“The blood sucking disease (porphyria), is somewhat of an explanation for the origin of vampire and werewolf myths, based on similarities between the disease and the folklore.”
“The theory has since faced criticism, especially for the stigma it has placed on its sufferers. A book called American Vampires: Fans, Victims, Practitioners deals with this issue. The theory also operates on a flawed premise, mainly in regard to a perceived harmful effect sunlight had on vampires, a property that came after the vampire belief. The book talked about there being eight different types of porphyria. Four of these can sometimes cause sensitivity to light: Erythropoietic Protoporphyria, Congenital Erythropoietic Porphyria, Porphyria Cutanea and Variegate Porphyria.”

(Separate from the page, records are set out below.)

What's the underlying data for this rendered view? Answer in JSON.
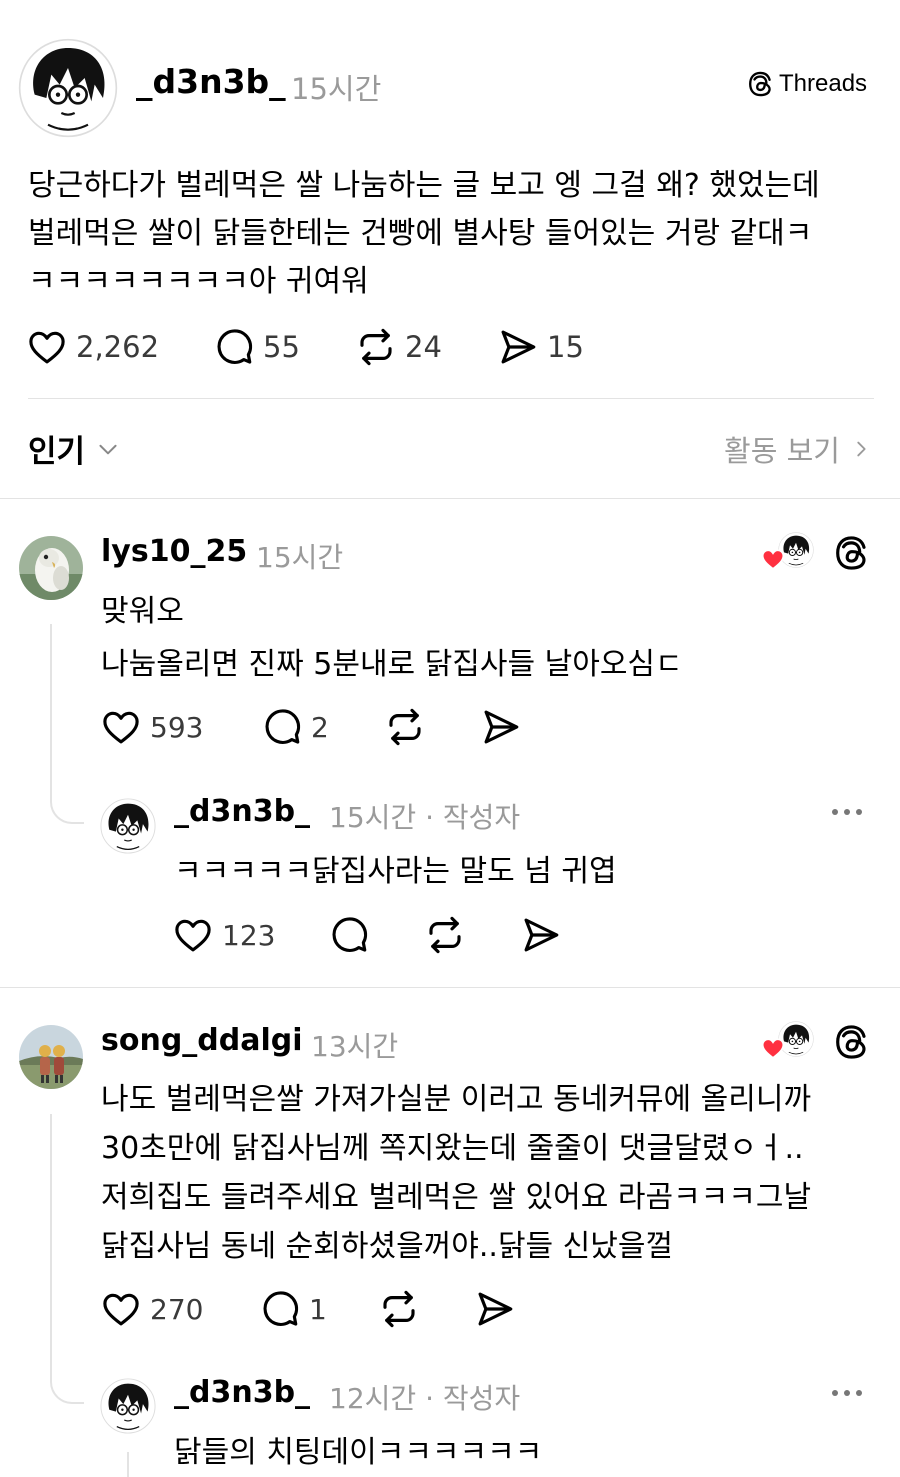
{
  "post": {
    "username": "_d3n3b_",
    "time": "15시간",
    "brand": "Threads",
    "lines": [
      "당근하다가 벌레먹은 쌀 나눔하는 글 보고 엥 그걸 왜? 했었는데",
      "벌레먹은 쌀이 닭들한테는 건빵에 별사탕 들어있는 거랑 같대ㅋ",
      "ㅋㅋㅋㅋㅋㅋㅋㅋ아 귀여워"
    ],
    "likes": "2,262",
    "replies": "55",
    "reposts": "24",
    "shares": "15"
  },
  "sort": {
    "label": "인기",
    "activity_link": "활동 보기"
  },
  "comments": [
    {
      "username": "lys10_25",
      "time": "15시간",
      "lines": [
        "맞워오",
        "나눔올리면 진짜 5분내로 닭집사들 날아오심ㄷ"
      ],
      "likes": "593",
      "replies": "2",
      "reply": {
        "username": "_d3n3b_",
        "time": "15시간",
        "author_tag": "· 작성자",
        "lines": [
          "ㅋㅋㅋㅋㅋ닭집사라는 말도 넘 귀엽"
        ],
        "likes": "123"
      }
    },
    {
      "username": "song_ddalgi",
      "time": "13시간",
      "lines": [
        "나도 벌레먹은쌀 가져가실분 이러고 동네커뮤에 올리니까",
        "30초만에 닭집사님께 쪽지왔는데 줄줄이 댓글달렸ㅇㅓ..",
        "저희집도 들려주세요 벌레먹은 쌀 있어요 라곰ㅋㅋㅋ그날",
        "닭집사님 동네 순회하셨을꺼야..닭들 신났을껄"
      ],
      "likes": "270",
      "replies": "1",
      "reply": {
        "username": "_d3n3b_",
        "time": "12시간",
        "author_tag": "· 작성자",
        "lines": [
          "닭들의 치팅데이ㅋㅋㅋㅋㅋㅋ"
        ]
      }
    }
  ],
  "colors": {
    "text": "#000000",
    "muted": "#9a9a9a",
    "divider": "#e3e3e3",
    "heart": "#ff3040"
  },
  "icons": [
    "heart-icon",
    "comment-icon",
    "repost-icon",
    "share-icon",
    "threads-logo-icon",
    "chevron-down-icon",
    "chevron-right-icon",
    "more-icon"
  ]
}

The informant was a Neuroscience major at UC Berkeley and one night we were talking about our experiences in certain science classes. The topic of conversation was “the craziest thing you hear in science class,” and he mentioned a disease he learned in his Biochemistry course in relation to folklore. He couldn’t remember all the details, but he was able to describe the relation of porphyria to werewolves and vampires. Briefly, porphyria is a genetic disease that causes inability to produce red blood cells, which is a major component of blood. Therefore, it seems logical to link vampires and werewolves to the disease, because vampires and werewolves lust for blood and largely depend on it. He seemed to like this explanation of these mythological creatures, because he noted that he was very interested in mythological and unexplainable phenomenon.
Further, my informant found this piece particularly interesting, because it provides a basis for the cultural creation of vampires and werewolves rooted in science. He chose to perform this explanation of the vampire/werewolf phenomenon, because it is often undervalued in conversations and marginalized due to the fantastic desires of most humans. In addition, this myth provides him with a window of curiosity through which he looks at a lot of myths, like “mermaids, satyrs, dragons, golems, giants and other creatures” that are said to be made-believe but may have scientific merit in their origins.
I found this piece compelling, because the informant claimed that vampires and werewolves had “scientific merit” and should therefore not be discredited. I, too, am a science major, and found this is a very interesting premise, because we normally attribute mythological characters, like werewolves and vampires, with having some kind of supernatural ability that cannot be explained by science. In January 1964, L. Illis’ 1963 paper, “On Porphyria and the Etiology of Werwolves”, was published in Proceedings of the Royal Society of Medicine. Later, Nancy Garden argued for a connection between porphyria and the vampire belief in her 1973 book, Vampires. In 1985, biochemist David Dolphin’s paper for the American Association for the Advancement of Science, “Porphyria, Vampires, and Werewolves: The Etiology of European Metamorphosis Legends”, gained widespread media coverage, thus popularizing the connection. With that said, this is one of few instances where there is an explanation for mythological phenomena (e.g. werewolves and vampires) by using scientific methodologies (e.g. human disease). This could have arisen from increasing advances in scientific research. Also, it seems analogous to the idea about folk medicine and western medicine, where the majority of our understanding of the curative effect of drugs and therapies derive from folklore. On the other hand, it can be reasonably argued that the porphyria disease may not have stimulated the creation of werewolf and vampire myths for two reasons. One, porphyria is a rare and recently discovered disease and could not have been prominent or known at the time these myths were created. Finally, science was a slow and evolving field that may not have been widely accepted during the time of these myth creations. Therefore, more investigation would be needed to validate scientific origins of myths.